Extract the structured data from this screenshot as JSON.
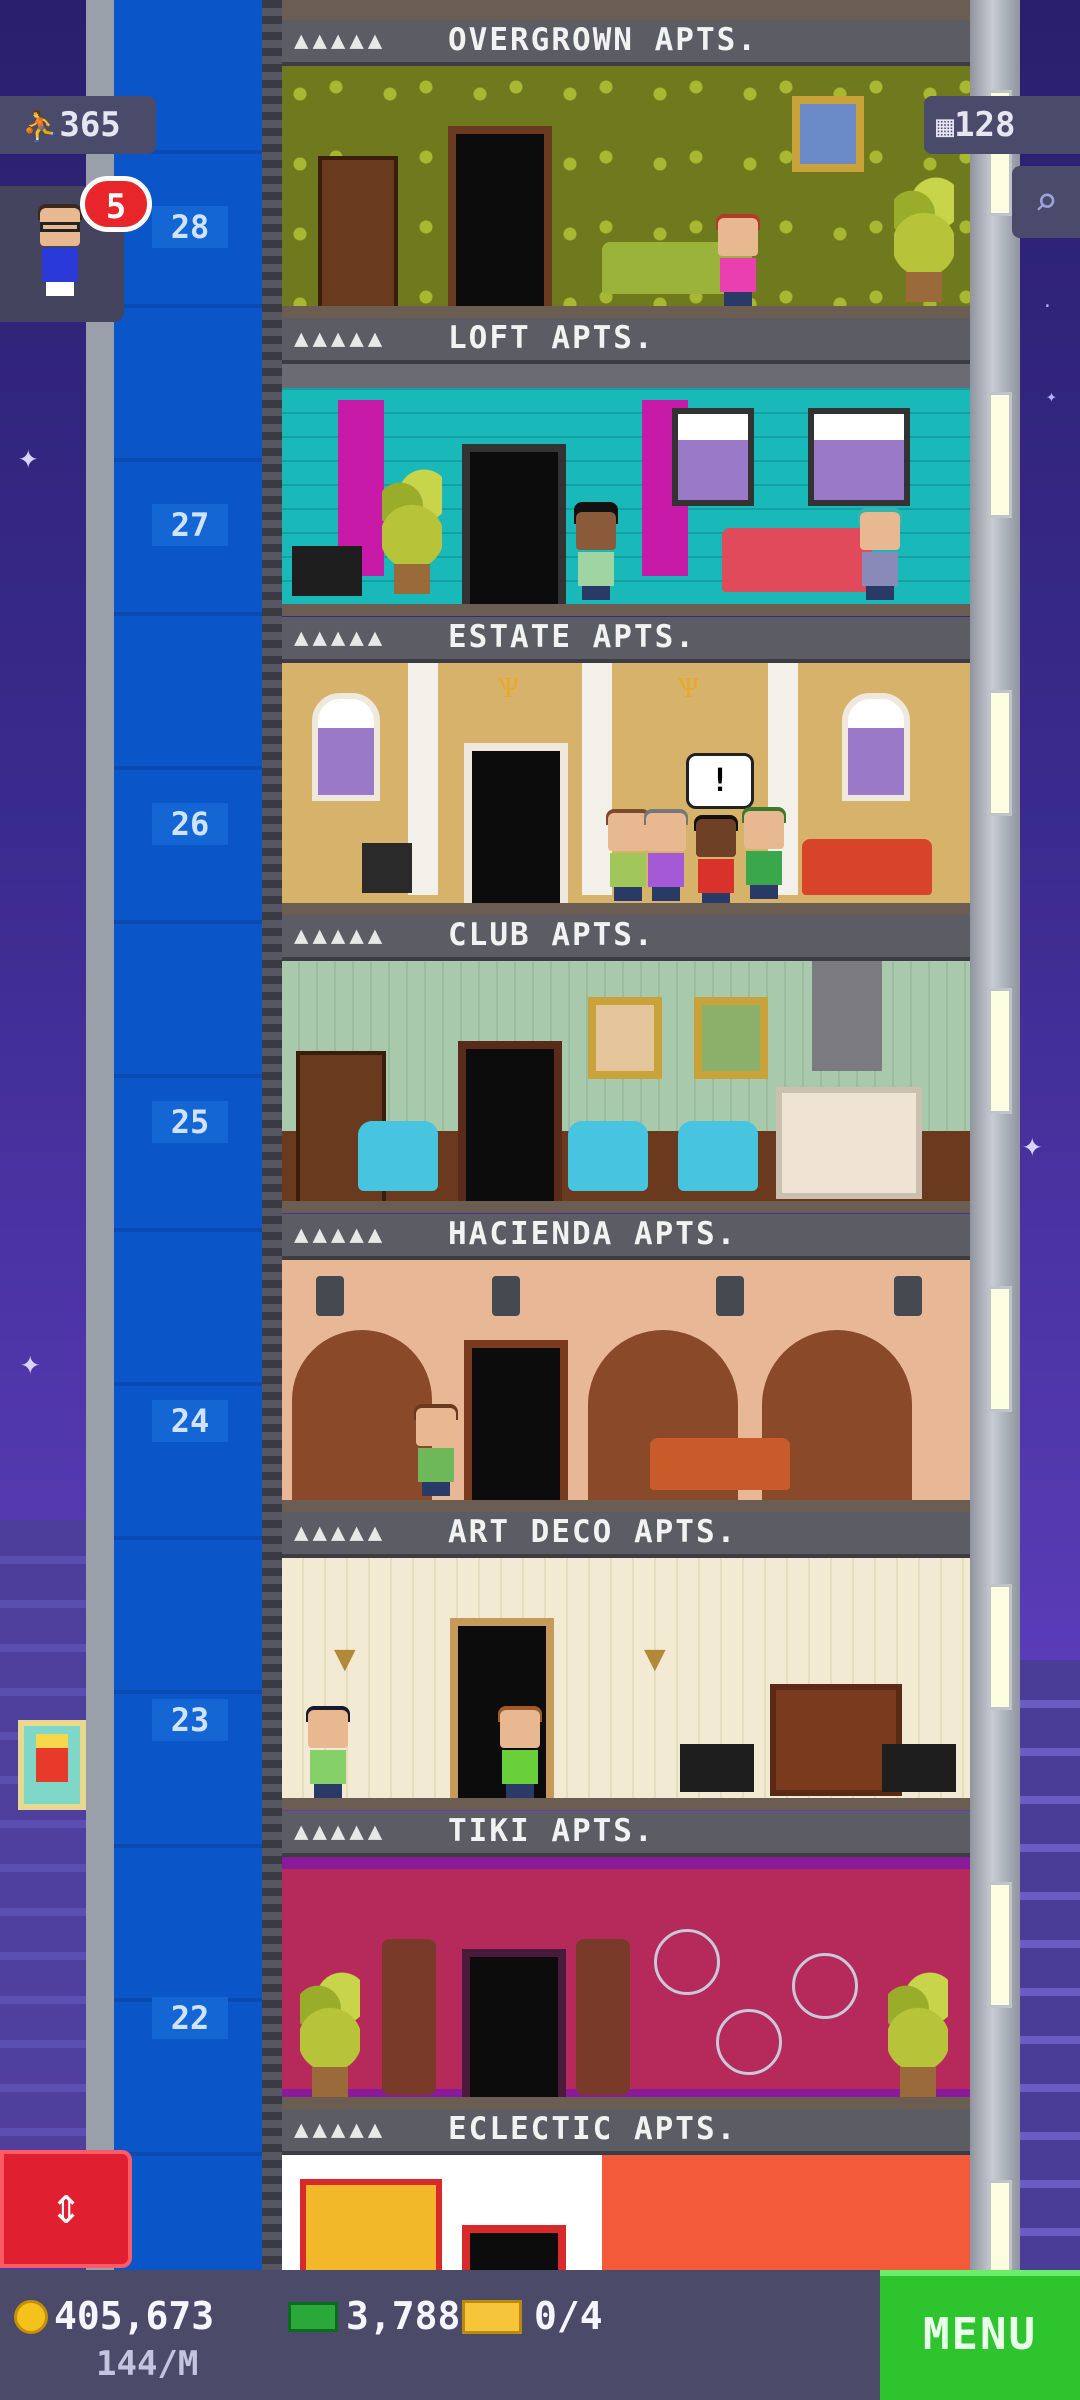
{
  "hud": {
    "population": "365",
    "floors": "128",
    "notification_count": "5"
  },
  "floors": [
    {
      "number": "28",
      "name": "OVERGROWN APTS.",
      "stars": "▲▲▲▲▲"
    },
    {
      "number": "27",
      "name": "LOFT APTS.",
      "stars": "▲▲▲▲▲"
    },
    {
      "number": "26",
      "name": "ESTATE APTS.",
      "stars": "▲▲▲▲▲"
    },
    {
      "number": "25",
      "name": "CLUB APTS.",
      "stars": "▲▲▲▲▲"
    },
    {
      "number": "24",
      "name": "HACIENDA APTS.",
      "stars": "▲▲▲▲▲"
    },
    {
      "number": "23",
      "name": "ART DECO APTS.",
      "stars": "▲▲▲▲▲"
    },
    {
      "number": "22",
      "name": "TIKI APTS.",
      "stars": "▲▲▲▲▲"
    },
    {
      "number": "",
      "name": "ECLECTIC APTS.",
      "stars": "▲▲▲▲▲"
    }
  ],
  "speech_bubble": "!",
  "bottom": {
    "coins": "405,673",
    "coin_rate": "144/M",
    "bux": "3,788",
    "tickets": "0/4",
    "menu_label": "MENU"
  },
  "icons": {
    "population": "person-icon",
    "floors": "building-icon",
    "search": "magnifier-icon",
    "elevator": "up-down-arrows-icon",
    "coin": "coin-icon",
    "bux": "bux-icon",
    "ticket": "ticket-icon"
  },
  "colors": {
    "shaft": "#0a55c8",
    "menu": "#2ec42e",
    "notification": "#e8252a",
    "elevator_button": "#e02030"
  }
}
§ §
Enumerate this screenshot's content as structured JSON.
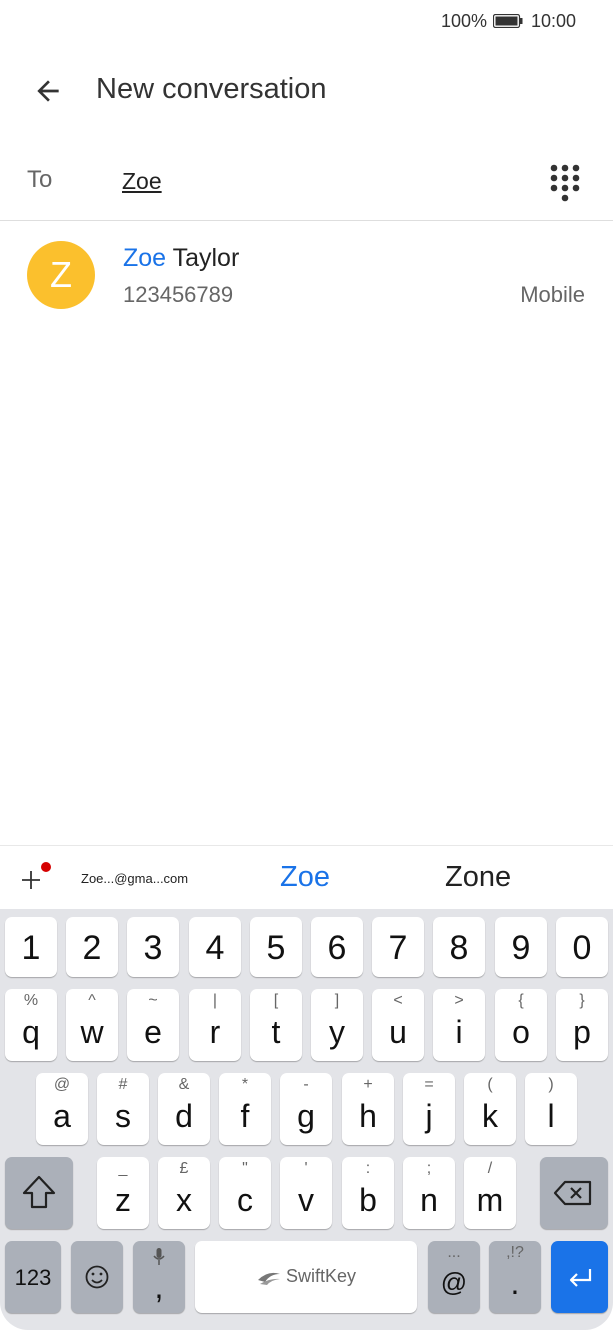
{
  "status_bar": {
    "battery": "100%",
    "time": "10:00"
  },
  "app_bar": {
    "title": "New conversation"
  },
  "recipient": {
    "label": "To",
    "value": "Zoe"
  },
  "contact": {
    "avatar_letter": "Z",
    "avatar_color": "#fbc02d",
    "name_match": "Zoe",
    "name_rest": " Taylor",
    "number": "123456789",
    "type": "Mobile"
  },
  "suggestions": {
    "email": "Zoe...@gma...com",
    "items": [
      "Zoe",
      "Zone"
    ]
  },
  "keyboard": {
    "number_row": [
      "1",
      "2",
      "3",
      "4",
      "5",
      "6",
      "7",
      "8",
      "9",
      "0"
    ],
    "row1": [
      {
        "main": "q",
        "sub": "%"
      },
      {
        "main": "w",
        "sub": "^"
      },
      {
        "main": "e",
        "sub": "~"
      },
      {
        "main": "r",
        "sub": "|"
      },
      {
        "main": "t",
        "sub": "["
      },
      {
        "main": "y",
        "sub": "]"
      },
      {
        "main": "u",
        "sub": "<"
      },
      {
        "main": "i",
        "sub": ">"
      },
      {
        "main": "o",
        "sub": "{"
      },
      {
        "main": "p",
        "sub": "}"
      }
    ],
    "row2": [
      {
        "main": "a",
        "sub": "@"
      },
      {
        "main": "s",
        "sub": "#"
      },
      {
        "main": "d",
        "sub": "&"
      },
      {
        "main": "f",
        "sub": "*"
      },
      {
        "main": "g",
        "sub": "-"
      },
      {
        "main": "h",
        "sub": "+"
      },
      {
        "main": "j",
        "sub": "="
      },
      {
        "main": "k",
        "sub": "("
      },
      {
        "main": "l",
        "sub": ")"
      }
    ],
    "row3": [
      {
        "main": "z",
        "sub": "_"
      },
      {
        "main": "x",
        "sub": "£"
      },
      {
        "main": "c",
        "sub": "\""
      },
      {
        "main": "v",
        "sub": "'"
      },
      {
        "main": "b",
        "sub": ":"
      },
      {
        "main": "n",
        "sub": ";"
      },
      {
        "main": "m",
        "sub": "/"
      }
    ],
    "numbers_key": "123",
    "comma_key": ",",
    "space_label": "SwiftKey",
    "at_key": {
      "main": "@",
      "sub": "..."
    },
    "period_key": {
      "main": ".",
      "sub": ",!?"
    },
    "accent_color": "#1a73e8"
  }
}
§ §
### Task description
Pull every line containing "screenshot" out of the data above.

### Result below
Extract the structured data from this screenshot as JSON.
Enumerate this screenshot's content as structured JSON.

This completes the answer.